You are a qualified teacher. You have been unemployed for some time. You’ve been looking for a teaching job, applying to every school you can get hold of. You love to teach and you love making a difference to kids.
You can’t imagine working in any other field but education. You have submitted your qualification details to the NRD (National Recruitment Database). You’ve been to interviews. You have done everything possible to secure a teaching post over the years but nothing seems to go your way.
First of all, let’s get something straight. This post is going to be real because I want you to be successful.
Wouldn’t you rather have someone be honest with you instead of continuously being rejected or ignored without knowing why?
Before I go on to talk about other meaningful career opportunities in Education; let me first provide a piece of advice especially if you are job hunting: Be realistic with yourself.
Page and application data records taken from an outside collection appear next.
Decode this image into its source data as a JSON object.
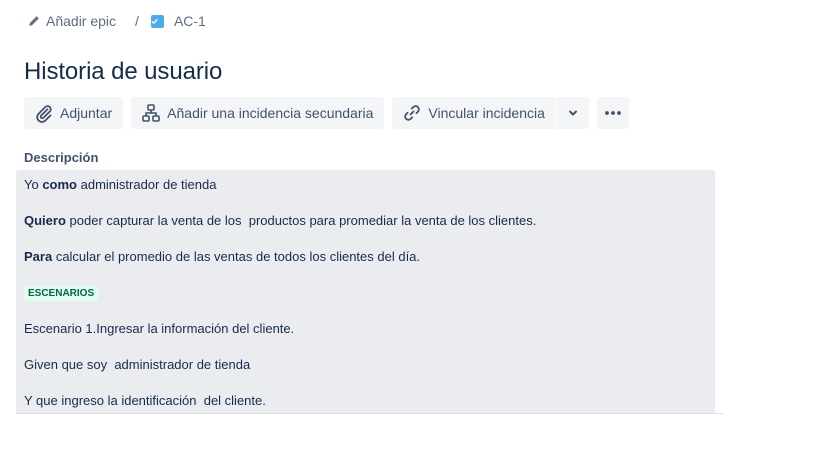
{
  "breadcrumb": {
    "epic_label": "Añadir epic",
    "separator": "/",
    "issue_key": "AC-1"
  },
  "title": "Historia de usuario",
  "toolbar": {
    "attach": "Adjuntar",
    "add_child": "Añadir una incidencia secundaria",
    "link_issue": "Vincular incidencia"
  },
  "description": {
    "label": "Descripción",
    "lines": [
      {
        "prefix": "Yo ",
        "bold": "como",
        "rest": " administrador de tienda"
      },
      {
        "prefix": "",
        "bold": "Quiero",
        "rest": " poder capturar la venta de los  productos para promediar la venta de los clientes."
      },
      {
        "prefix": "",
        "bold": "Para",
        "rest": " calcular el promedio de las ventas de todos los clientes del día."
      }
    ],
    "lozenge": "ESCENARIOS",
    "plain_lines": [
      "Escenario 1.Ingresar la información del cliente.",
      "Given que soy  administrador de tienda",
      "Y que ingreso la identificación  del cliente."
    ]
  },
  "colors": {
    "text": "#172b4d",
    "subtle": "#42526e",
    "button_bg": "#f4f5f7",
    "desc_bg": "#ebecf0",
    "task_icon": "#4bade8",
    "lozenge_bg": "#e3fcef",
    "lozenge_text": "#006644"
  },
  "icons": {
    "epic": "pencil-icon",
    "issue_type": "task-checkbox-icon",
    "attach": "paperclip-icon",
    "add_child": "hierarchy-icon",
    "link": "link-chain-icon",
    "dropdown": "chevron-down-icon",
    "more": "ellipsis-icon"
  }
}
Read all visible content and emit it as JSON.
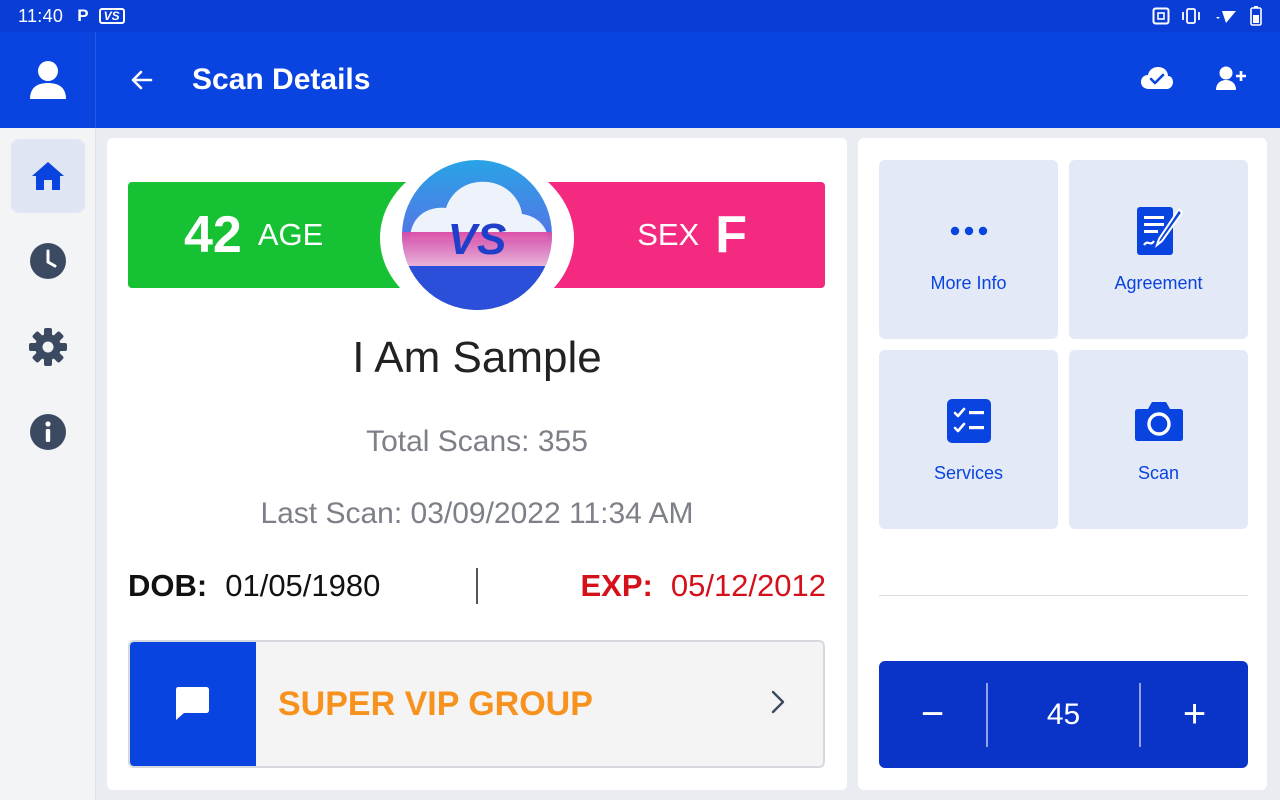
{
  "status_bar": {
    "time": "11:40",
    "left_icons": [
      "parking-icon",
      "app-logo-icon"
    ],
    "right_icons": [
      "nfc-icon",
      "vibrate-icon",
      "wifi-icon",
      "battery-icon"
    ]
  },
  "app_bar": {
    "title": "Scan Details",
    "actions": [
      "cloud-sync-icon",
      "add-user-icon"
    ]
  },
  "side_rail": {
    "items": [
      "home-icon",
      "history-icon",
      "settings-icon",
      "info-icon"
    ],
    "active": "home"
  },
  "profile": {
    "age_value": "42",
    "age_label": "AGE",
    "sex_label": "SEX",
    "sex_value": "F",
    "logo_text": "VS",
    "name": "I Am Sample",
    "total_scans": "Total Scans: 355",
    "last_scan": "Last Scan: 03/09/2022 11:34 AM",
    "dob_label": "DOB:",
    "dob_value": "01/05/1980",
    "exp_label": "EXP:",
    "exp_value": "05/12/2012",
    "group_name": "SUPER VIP GROUP"
  },
  "actions": {
    "more_info": "More Info",
    "agreement": "Agreement",
    "services": "Services",
    "scan": "Scan"
  },
  "stepper": {
    "minus": "−",
    "value": "45",
    "plus": "+"
  },
  "colors": {
    "primary": "#0a44e0",
    "age_green": "#16c233",
    "sex_pink": "#f42a80",
    "exp_red": "#d4101a",
    "group_orange": "#f7921e"
  }
}
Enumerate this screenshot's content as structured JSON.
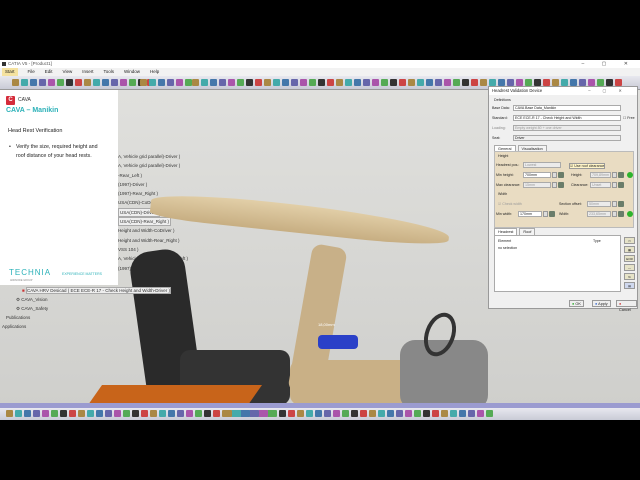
{
  "window": {
    "title": "CATIA V5 - [Product1]",
    "controls": "– ▢ ✕"
  },
  "menu": [
    "Start",
    "File",
    "Edit",
    "View",
    "Insert",
    "Tools",
    "Window",
    "Help"
  ],
  "left_panel": {
    "brand_small": "CAVA",
    "title": "CAVA – Manikin",
    "section": "Head Rest Verification",
    "bullet_line1": "Verify the size, required height and",
    "bullet_line2": "roof distance of your head rests.",
    "company": "TECHNIA",
    "company_sub": "ADDNODE GROUP",
    "tagline": "EXPERIENCE MATTERS"
  },
  "tree": [
    "A, Vehicle grid parallel)-Driver )",
    "A, Vehicle grid parallel)-Driver )",
    "-Rear_Left )",
    "(1997)-Driver )",
    "(1997)-Rear_Right )",
    "USA(CDN)-CoDriver )",
    "USA(CDN)-Driver )",
    "USA(CDN)-Rear_Right )",
    "Height and Width-CoDriver )",
    "Height and Width-Rear_Right )",
    "",
    "VSS 104 )",
    "A, Vehicle grid parallel)-Rear_Left )",
    "(1997)-Rear_Right )"
  ],
  "tree_bottom": [
    "CAVA HRV Desicad ( ECE ECE-R 17 - Check Height and Width-Driver )",
    "CAVA_Vision",
    "CAVA_Safety",
    "Publications",
    "Applications"
  ],
  "viewport": {
    "dimension_label": "18,00mm"
  },
  "dialog": {
    "title": "Headrest Validation Device",
    "definitions_label": "Definitions",
    "base_data_label": "Base Data:",
    "base_data_value": "CAVA Base Data_Manikin",
    "standard_label": "Standard:",
    "standard_value": "ECE ECE-R 17 - Check Height and Width",
    "free_label": "Free",
    "loading_label": "Loading:",
    "loading_value": "Empty weight 80 + one driver",
    "seat_label": "Seat:",
    "seat_value": "Driver",
    "tabs": [
      "General",
      "Visualisation"
    ],
    "height_label": "Height",
    "headrest_pos_label": "Headrest pos.:",
    "headrest_pos_value": "Lowest",
    "use_roof_label": "Use roof clearance",
    "min_height_label": "Min height:",
    "min_height_value": "700mm",
    "height_label2": "Height:",
    "height_value": "709,89mm",
    "max_clearance_label": "Max clearance:",
    "max_clearance_value": "15mm",
    "clearance_label": "Clearance:",
    "clearance_value": "Unset",
    "width_label": "Width",
    "check_width_label": "Check width",
    "section_offset_label": "Section offset:",
    "section_offset_value": "50mm",
    "min_width_label": "Min width:",
    "min_width_value": "170mm",
    "width_label2": "Width:",
    "width_value": "233,65mm",
    "list_tabs": [
      "Headrest",
      "Roof"
    ],
    "col_element": "Element",
    "col_type": "Type",
    "no_selection": "no selection",
    "side_buttons": [
      "▭",
      "▦",
      "EOR",
      "—",
      "%",
      "▤"
    ],
    "ok": "OK",
    "apply": "Apply",
    "cancel": "Cancel"
  },
  "colors": {
    "accent": "#2bb1b8",
    "brand_red": "#d52b3a",
    "ok_green": "#2db32d"
  }
}
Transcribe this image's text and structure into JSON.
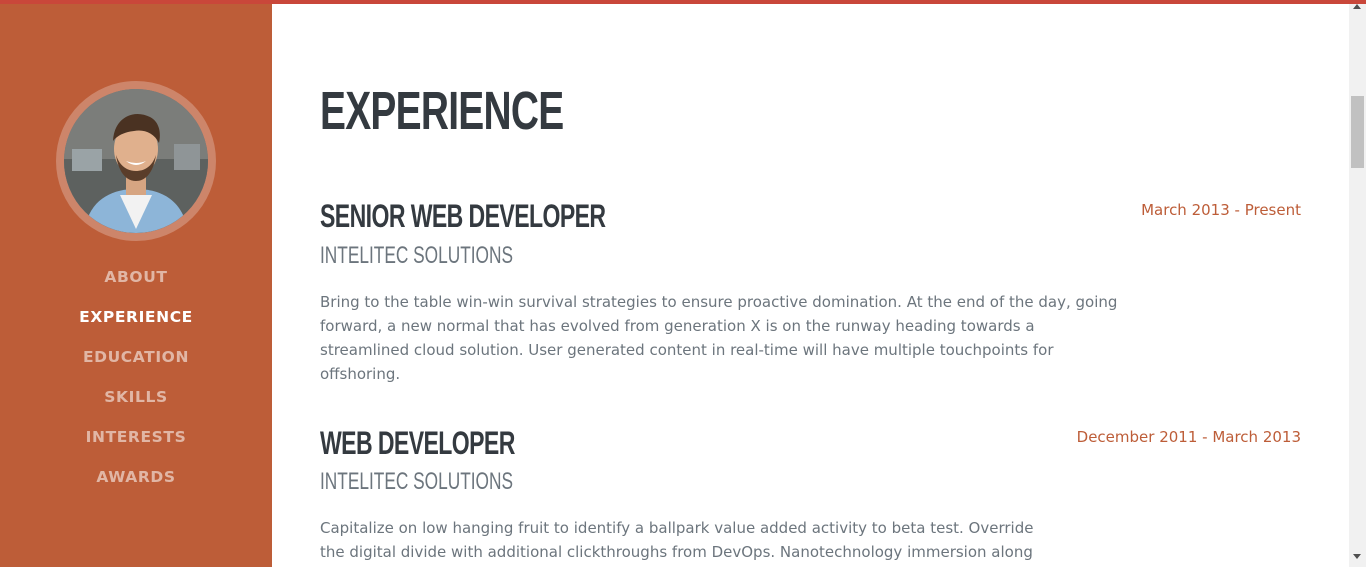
{
  "colors": {
    "accent": "#bd5d38",
    "heading": "#343a40",
    "muted": "#6c757d",
    "top_line": "#c9473a"
  },
  "sidebar": {
    "avatar_icon": "profile-photo",
    "nav": [
      {
        "label": "ABOUT",
        "active": false
      },
      {
        "label": "EXPERIENCE",
        "active": true
      },
      {
        "label": "EDUCATION",
        "active": false
      },
      {
        "label": "SKILLS",
        "active": false
      },
      {
        "label": "INTERESTS",
        "active": false
      },
      {
        "label": "AWARDS",
        "active": false
      }
    ]
  },
  "main": {
    "title": "EXPERIENCE",
    "jobs": [
      {
        "title": "SENIOR WEB DEVELOPER",
        "company": "INTELITEC SOLUTIONS",
        "date": "March 2013 - Present",
        "description": "Bring to the table win-win survival strategies to ensure proactive domination. At the end of the day, going forward, a new normal that has evolved from generation X is on the runway heading towards a streamlined cloud solution. User generated content in real-time will have multiple touchpoints for offshoring."
      },
      {
        "title": "WEB DEVELOPER",
        "company": "INTELITEC SOLUTIONS",
        "date": "December 2011 - March 2013",
        "description": "Capitalize on low hanging fruit to identify a ballpark value added activity to beta test. Override the digital divide with additional clickthroughs from DevOps. Nanotechnology immersion along the"
      }
    ]
  }
}
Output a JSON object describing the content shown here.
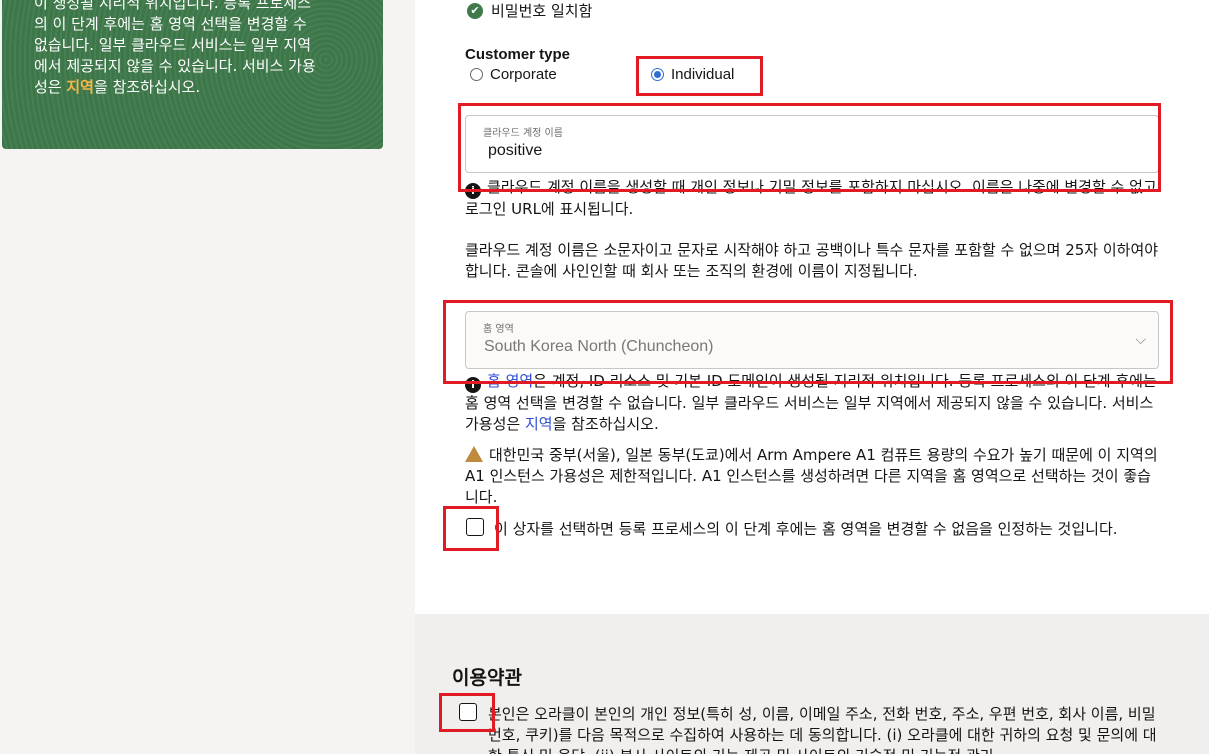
{
  "left_card": {
    "line1": "이 생성될 지리적 위치입니다. 등록 프로세스",
    "line2": "의 이 단계 후에는 홈 영역 선택을 변경할 수",
    "line3": "없습니다. 일부 클라우드 서비스는 일부 지역",
    "line4": "에서 제공되지 않을 수 있습니다. 서비스 가용",
    "line5_prefix": "성은 ",
    "line5_link": "지역",
    "line5_suffix": "을 참조하십시오."
  },
  "password_match": "비밀번호 일치함",
  "customer_type": {
    "label": "Customer type",
    "options": [
      "Corporate",
      "Individual"
    ],
    "selected": "Individual"
  },
  "account_name": {
    "label": "클라우드 계정 이름",
    "value": "positive",
    "help1": "클라우드 계정 이름을 생성할 때 개인 정보나 기밀 정보를 포함하지 마십시오. 이름은 나중에 변경할 수 없고 로그인 URL에 표시됩니다.",
    "help2": "클라우드 계정 이름은 소문자이고 문자로 시작해야 하고 공백이나 특수 문자를 포함할 수 없으며 25자 이하여야 합니다. 콘솔에 사인인할 때 회사 또는 조직의 환경에 이름이 지정됩니다."
  },
  "home_region": {
    "label": "홈 영역",
    "value": "South Korea North (Chuncheon)",
    "help_link": "홈 영역",
    "help_text": "은 계정, ID 리소스 및 기본 ID 도메인이 생성될 지리적 위치입니다. 등록 프로세스의 이 단계 후에는 홈 영역 선택을 변경할 수 없습니다. 일부 클라우드 서비스는 일부 지역에서 제공되지 않을 수 있습니다. 서비스 가용성은 ",
    "help_link2": "지역",
    "help_suffix": "을 참조하십시오.",
    "warning": "대한민국 중부(서울), 일본 동부(도쿄)에서 Arm Ampere A1 컴퓨트 용량의 수요가 높기 때문에 이 지역의 A1 인스턴스 가용성은 제한적입니다. A1 인스턴스를 생성하려면 다른 지역을 홈 영역으로 선택하는 것이 좋습니다.",
    "acknowledge": "이 상자를 선택하면 등록 프로세스의 이 단계 후에는 홈 영역을 변경할 수 없음을 인정하는 것입니다."
  },
  "terms": {
    "title": "이용약관",
    "consent": "본인은 오라클이 본인의 개인 정보(특히 성, 이름, 이메일 주소, 전화 번호, 주소, 우편 번호, 회사 이름, 비밀번호, 쿠키)를 다음 목적으로 수집하여 사용하는 데 동의합니다. (i) 오라클에 대한 귀하의 요청 및 문의에 대한 통신 및 응답, (ii) 본사 사이트의 기능 제공 및 사이트의 기술적 및 기능적 관리"
  }
}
Are you putting forth your best efforts in the teaching job hunt? Here are a few things to consider…
Is your CV well-written? (Translation; zero typing errors; valid information; recent and relevant teaching experience customized to the particular post you’re applying for; etc.)
How are your interviewing skills? Do you say “um” and “like” too often? Do you talk around a question? We often do little strange things without even realizing it.
Any gaps in your CV? If so, be able to explain them expressively and thoroughly.
Have you done your research? During an interview, it needs to come across that you’ve done your homework about the school. This makes a positive impression to the interview committee.
Do you ask questions during the interview that are easily answered elsewhere, like on the school’s website? Do you have a list of decent questions to ask the committee during the interview? These questions should target information that you couldn’t find elsewhere but are important. (Avoid salary questions the first time around.)
Are you dressing to impress? Clothes should be neat, clean, and appropriate for the occasion.
Do you make eye contact during the interview and greet everyone on the committee upon arrival and not just the principal? This shows respect and puts every individual of the committee on equal footing. You never know who gets the final say in your decision.
This is a short list, but you get the point. If you can look at the above with careful consideration, you will get that job you’ve been looking for.
So with that out of the way, this post mainly talks about other meaningful career opportunities that exist in education besides classroom teaching.
I’ve created this list of alternative careers for unemployed teachers based on what I’ve learned from the teachers I interact with online and in ‘real life’. I’m not saying the jobs are easy to find or obtain, and I’m also not promising that any of these jobs are an improvement on a classroom teacher’s salary—many will actually earn you less money.
However, they are viable alternatives to being a classroom teacher that allows you to use your degree and experience to teach others and make a positive difference in their lives.
Start your own tutoring business.
Working for an established tutoring company usually doesn’t pay much, but if you build up your own clientele, you can make serious money. I know one teacher who tutors children in small groups from 4-6 pm four days a week and makes more than she did as a classroom teacher. If you want help developing your own tutoring business, I highly recommend that you read this article: How to Start a Home-Based Tutoring Business – there are tons of great resources there.
Teach home-bound kids.
Since the start of the Corona Virus pandemic there are a lot of parents who prefer to home-school their kids. These parents get their kids registered for home schooling at the Department of Education, then hire teachers to teach their kids at their homes. These teachers get paid a regular teachers salary but only work with kids one – on – one. I know of three teachers who have this job and they LOVE IT!
Sell your teaching materials on TeachersPayTeachers.
You’ll need to have tons of original ideas, a talent for graphic design, and a pass ion for spending a LOT of time blogging, networking, and doing social media promotion. It’s no get-rich-quick scheme, for sure. But with a lot of hard work, you can join the ranks of a growing number of Teachers pay Teachers who are able to do it full time. If you’re not sure how to get started, check out their website.
Start your own after-school program or activities camp.
You can find work as a teacher or coordinator at an existing after school program for a start, then branch out and create your own business. I have a friend who founded his own company and now runs an after-school sports camp Monday through Thursday from 3-5. He rents out space at his school and makes excellent money teaching the kids how to play sports. I can imagine this would be possible with a variety of after-school activities, so if there’s something you love doing and sharing with kids, an after school program might be for you!
Become an online teacher for Grade R – 12
Africa Teen Geeks has been looking for online teachers at the beginning of the Corona Virus Pandemic. They have now created more than 4000 videos across all subjects and grades. I believe Online teaching is going to be popular and very competitive and its great amount of work, just like classroom teaching. However, the demand for online teachers grows every year, and it’s a terrific way to do what you love AND work from home.
Teach FET or life skills courses in a prison or youth detention centre.
The salary is usually lower than a classroom teacher’s, but every prison teacher I know is a former public school teacher who wouldn’t go back to his or her old position for anything . Often they’re working only with prisoners who want to be in the classes, and since there are always wardens around, discipline and respect issues are nearly non-existent.
I have a friend who has done prison ministry in women’s jails for many years, I can vouch for the fact that teaching prisoners is extremely rewarding, and you have the added bonus of knowing that you are making a difference in the lives of dozens of children by improving the future of their parents.